[Data for the task]
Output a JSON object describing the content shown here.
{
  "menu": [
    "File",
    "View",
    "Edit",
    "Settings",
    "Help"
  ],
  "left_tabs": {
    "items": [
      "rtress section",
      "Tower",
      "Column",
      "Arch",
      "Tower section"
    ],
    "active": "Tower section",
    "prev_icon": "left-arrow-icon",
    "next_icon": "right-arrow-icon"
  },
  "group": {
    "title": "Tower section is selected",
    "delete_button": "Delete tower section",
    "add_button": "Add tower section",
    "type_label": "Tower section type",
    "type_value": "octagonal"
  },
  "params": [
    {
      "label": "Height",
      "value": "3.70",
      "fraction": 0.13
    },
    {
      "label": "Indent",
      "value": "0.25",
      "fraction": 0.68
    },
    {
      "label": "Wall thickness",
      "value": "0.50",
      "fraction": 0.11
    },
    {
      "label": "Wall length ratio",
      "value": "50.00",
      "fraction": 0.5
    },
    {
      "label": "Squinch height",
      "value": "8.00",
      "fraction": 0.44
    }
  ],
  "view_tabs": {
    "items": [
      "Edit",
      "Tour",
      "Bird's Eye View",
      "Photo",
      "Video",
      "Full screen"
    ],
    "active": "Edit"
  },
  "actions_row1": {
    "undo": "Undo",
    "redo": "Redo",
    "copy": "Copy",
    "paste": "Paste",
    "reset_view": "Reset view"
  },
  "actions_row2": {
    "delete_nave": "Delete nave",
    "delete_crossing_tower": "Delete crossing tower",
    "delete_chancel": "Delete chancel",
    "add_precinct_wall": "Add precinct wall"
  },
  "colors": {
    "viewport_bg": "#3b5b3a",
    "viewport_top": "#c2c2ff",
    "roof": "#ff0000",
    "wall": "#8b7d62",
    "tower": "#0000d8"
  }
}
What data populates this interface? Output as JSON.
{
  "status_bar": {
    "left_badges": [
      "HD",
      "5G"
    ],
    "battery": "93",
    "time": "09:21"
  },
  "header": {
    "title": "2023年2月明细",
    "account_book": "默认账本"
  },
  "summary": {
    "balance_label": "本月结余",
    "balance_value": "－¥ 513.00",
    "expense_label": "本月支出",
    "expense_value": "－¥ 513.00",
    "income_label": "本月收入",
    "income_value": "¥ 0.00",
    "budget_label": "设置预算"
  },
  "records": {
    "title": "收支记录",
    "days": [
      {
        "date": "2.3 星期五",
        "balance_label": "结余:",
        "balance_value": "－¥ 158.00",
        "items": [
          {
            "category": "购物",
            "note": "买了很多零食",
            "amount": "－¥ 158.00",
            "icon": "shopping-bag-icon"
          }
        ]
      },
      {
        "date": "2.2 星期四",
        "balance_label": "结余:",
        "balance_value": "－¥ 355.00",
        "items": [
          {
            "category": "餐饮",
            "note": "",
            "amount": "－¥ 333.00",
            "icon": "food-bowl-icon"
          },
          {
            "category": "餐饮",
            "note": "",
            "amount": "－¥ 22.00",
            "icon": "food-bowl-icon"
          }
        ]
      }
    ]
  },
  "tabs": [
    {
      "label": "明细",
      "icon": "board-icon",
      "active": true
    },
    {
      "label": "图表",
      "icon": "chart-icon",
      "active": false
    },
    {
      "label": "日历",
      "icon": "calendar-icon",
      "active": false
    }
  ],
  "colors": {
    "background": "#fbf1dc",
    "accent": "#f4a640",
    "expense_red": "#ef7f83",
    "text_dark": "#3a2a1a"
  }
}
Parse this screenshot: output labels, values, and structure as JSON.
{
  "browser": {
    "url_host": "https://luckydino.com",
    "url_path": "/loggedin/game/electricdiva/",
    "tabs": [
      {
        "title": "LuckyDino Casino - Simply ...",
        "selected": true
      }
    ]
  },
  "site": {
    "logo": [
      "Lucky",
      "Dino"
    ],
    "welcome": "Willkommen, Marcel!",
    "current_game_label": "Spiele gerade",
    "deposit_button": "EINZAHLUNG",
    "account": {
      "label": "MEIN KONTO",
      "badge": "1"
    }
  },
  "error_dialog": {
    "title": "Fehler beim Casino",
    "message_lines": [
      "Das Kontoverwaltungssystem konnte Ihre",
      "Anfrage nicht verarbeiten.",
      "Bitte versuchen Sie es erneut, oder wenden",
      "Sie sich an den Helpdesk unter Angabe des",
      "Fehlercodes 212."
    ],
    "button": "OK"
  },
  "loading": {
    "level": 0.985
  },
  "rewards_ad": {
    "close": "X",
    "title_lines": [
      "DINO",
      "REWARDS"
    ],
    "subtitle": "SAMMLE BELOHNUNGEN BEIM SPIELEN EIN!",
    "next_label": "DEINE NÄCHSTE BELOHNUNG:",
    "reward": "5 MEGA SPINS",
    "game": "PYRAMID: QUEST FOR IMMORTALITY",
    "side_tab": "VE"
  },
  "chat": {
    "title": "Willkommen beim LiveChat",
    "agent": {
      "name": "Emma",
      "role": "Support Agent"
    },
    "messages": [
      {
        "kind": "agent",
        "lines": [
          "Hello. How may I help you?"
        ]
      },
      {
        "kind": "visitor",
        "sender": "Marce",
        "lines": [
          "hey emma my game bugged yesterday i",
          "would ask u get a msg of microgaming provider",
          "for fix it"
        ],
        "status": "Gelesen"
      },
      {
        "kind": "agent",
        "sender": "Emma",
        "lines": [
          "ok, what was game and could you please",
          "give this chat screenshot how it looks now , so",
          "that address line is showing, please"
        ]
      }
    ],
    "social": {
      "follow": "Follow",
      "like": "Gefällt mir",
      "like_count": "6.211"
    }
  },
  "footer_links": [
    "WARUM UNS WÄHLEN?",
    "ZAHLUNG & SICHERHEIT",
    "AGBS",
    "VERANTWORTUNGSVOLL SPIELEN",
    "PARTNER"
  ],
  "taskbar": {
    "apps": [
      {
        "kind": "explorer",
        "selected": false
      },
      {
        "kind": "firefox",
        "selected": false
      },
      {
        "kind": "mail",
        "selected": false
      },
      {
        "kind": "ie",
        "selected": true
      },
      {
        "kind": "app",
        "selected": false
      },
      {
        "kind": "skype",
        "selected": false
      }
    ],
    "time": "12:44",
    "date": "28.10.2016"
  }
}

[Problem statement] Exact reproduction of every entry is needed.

[Answer to the problem]
Output a JSON object describing the content shown here.
{
  "menu": [
    "File",
    "View",
    "Edit",
    "Settings",
    "Help"
  ],
  "left_tabs": {
    "items": [
      "rtress section",
      "Tower",
      "Column",
      "Arch",
      "Tower section"
    ],
    "active": "Tower section",
    "prev_icon": "left-arrow-icon",
    "next_icon": "right-arrow-icon"
  },
  "group": {
    "title": "Tower section is selected",
    "delete_button": "Delete tower section",
    "add_button": "Add tower section",
    "type_label": "Tower section type",
    "type_value": "octagonal"
  },
  "params": [
    {
      "label": "Height",
      "value": "3.70",
      "fraction": 0.13
    },
    {
      "label": "Indent",
      "value": "0.25",
      "fraction": 0.68
    },
    {
      "label": "Wall thickness",
      "value": "0.50",
      "fraction": 0.11
    },
    {
      "label": "Wall length ratio",
      "value": "50.00",
      "fraction": 0.5
    },
    {
      "label": "Squinch height",
      "value": "8.00",
      "fraction": 0.44
    }
  ],
  "view_tabs": {
    "items": [
      "Edit",
      "Tour",
      "Bird's Eye View",
      "Photo",
      "Video",
      "Full screen"
    ],
    "active": "Edit"
  },
  "actions_row1": {
    "undo": "Undo",
    "redo": "Redo",
    "copy": "Copy",
    "paste": "Paste",
    "reset_view": "Reset view"
  },
  "actions_row2": {
    "delete_nave": "Delete nave",
    "delete_crossing_tower": "Delete crossing tower",
    "delete_chancel": "Delete chancel",
    "add_precinct_wall": "Add precinct wall"
  },
  "colors": {
    "viewport_bg": "#3b5b3a",
    "viewport_top": "#c2c2ff",
    "roof": "#ff0000",
    "wall": "#8b7d62",
    "tower": "#0000d8"
  }
}
What data populates this interface? Output as JSON.
{
  "status_bar": {
    "left_badges": [
      "HD",
      "5G"
    ],
    "battery": "93",
    "time": "09:21"
  },
  "header": {
    "title": "2023年2月明细",
    "account_book": "默认账本"
  },
  "summary": {
    "balance_label": "本月结余",
    "balance_value": "－¥ 513.00",
    "expense_label": "本月支出",
    "expense_value": "－¥ 513.00",
    "income_label": "本月收入",
    "income_value": "¥ 0.00",
    "budget_label": "设置预算"
  },
  "records": {
    "title": "收支记录",
    "days": [
      {
        "date": "2.3 星期五",
        "balance_label": "结余:",
        "balance_value": "－¥ 158.00",
        "items": [
          {
            "category": "购物",
            "note": "买了很多零食",
            "amount": "－¥ 158.00",
            "icon": "shopping-bag-icon"
          }
        ]
      },
      {
        "date": "2.2 星期四",
        "balance_label": "结余:",
        "balance_value": "－¥ 355.00",
        "items": [
          {
            "category": "餐饮",
            "note": "",
            "amount": "－¥ 333.00",
            "icon": "food-bowl-icon"
          },
          {
            "category": "餐饮",
            "note": "",
            "amount": "－¥ 22.00",
            "icon": "food-bowl-icon"
          }
        ]
      }
    ]
  },
  "tabs": [
    {
      "label": "明细",
      "icon": "board-icon",
      "active": true
    },
    {
      "label": "图表",
      "icon": "chart-icon",
      "active": false
    },
    {
      "label": "日历",
      "icon": "calendar-icon",
      "active": false
    }
  ],
  "colors": {
    "background": "#fbf1dc",
    "accent": "#f4a640",
    "expense_red": "#ef7f83",
    "text_dark": "#3a2a1a"
  }
}
Parse this screenshot: output labels, values, and structure as JSON.
{
  "browser": {
    "url_host": "https://luckydino.com",
    "url_path": "/loggedin/game/electricdiva/",
    "tabs": [
      {
        "title": "LuckyDino Casino - Simply ...",
        "selected": true
      }
    ]
  },
  "site": {
    "logo": [
      "Lucky",
      "Dino"
    ],
    "welcome": "Willkommen, Marcel!",
    "current_game_label": "Spiele gerade",
    "deposit_button": "EINZAHLUNG",
    "account": {
      "label": "MEIN KONTO",
      "badge": "1"
    }
  },
  "error_dialog": {
    "title": "Fehler beim Casino",
    "message_lines": [
      "Das Kontoverwaltungssystem konnte Ihre",
      "Anfrage nicht verarbeiten.",
      "Bitte versuchen Sie es erneut, oder wenden",
      "Sie sich an den Helpdesk unter Angabe des",
      "Fehlercodes 212."
    ],
    "button": "OK"
  },
  "loading": {
    "level": 0.985
  },
  "rewards_ad": {
    "close": "X",
    "title_lines": [
      "DINO",
      "REWARDS"
    ],
    "subtitle": "SAMMLE BELOHNUNGEN BEIM SPIELEN EIN!",
    "next_label": "DEINE NÄCHSTE BELOHNUNG:",
    "reward": "5 MEGA SPINS",
    "game": "PYRAMID: QUEST FOR IMMORTALITY",
    "side_tab": "VE"
  },
  "chat": {
    "title": "Willkommen beim LiveChat",
    "agent": {
      "name": "Emma",
      "role": "Support Agent"
    },
    "messages": [
      {
        "kind": "agent",
        "lines": [
          "Hello. How may I help you?"
        ]
      },
      {
        "kind": "visitor",
        "sender": "Marce",
        "lines": [
          "hey emma my game bugged yesterday i",
          "would ask u get a msg of microgaming provider",
          "for fix it"
        ],
        "status": "Gelesen"
      },
      {
        "kind": "agent",
        "sender": "Emma",
        "lines": [
          "ok, what was game and could you please",
          "give this chat screenshot how it looks now , so",
          "that address line is showing, please"
        ]
      }
    ],
    "social": {
      "follow": "Follow",
      "like": "Gefällt mir",
      "like_count": "6.211"
    }
  },
  "footer_links": [
    "WARUM UNS WÄHLEN?",
    "ZAHLUNG & SICHERHEIT",
    "AGBS",
    "VERANTWORTUNGSVOLL SPIELEN",
    "PARTNER"
  ],
  "taskbar": {
    "apps": [
      {
        "kind": "explorer",
        "selected": false
      },
      {
        "kind": "firefox",
        "selected": false
      },
      {
        "kind": "mail",
        "selected": false
      },
      {
        "kind": "ie",
        "selected": true
      },
      {
        "kind": "app",
        "selected": false
      },
      {
        "kind": "skype",
        "selected": false
      }
    ],
    "time": "12:44",
    "date": "28.10.2016"
  }
}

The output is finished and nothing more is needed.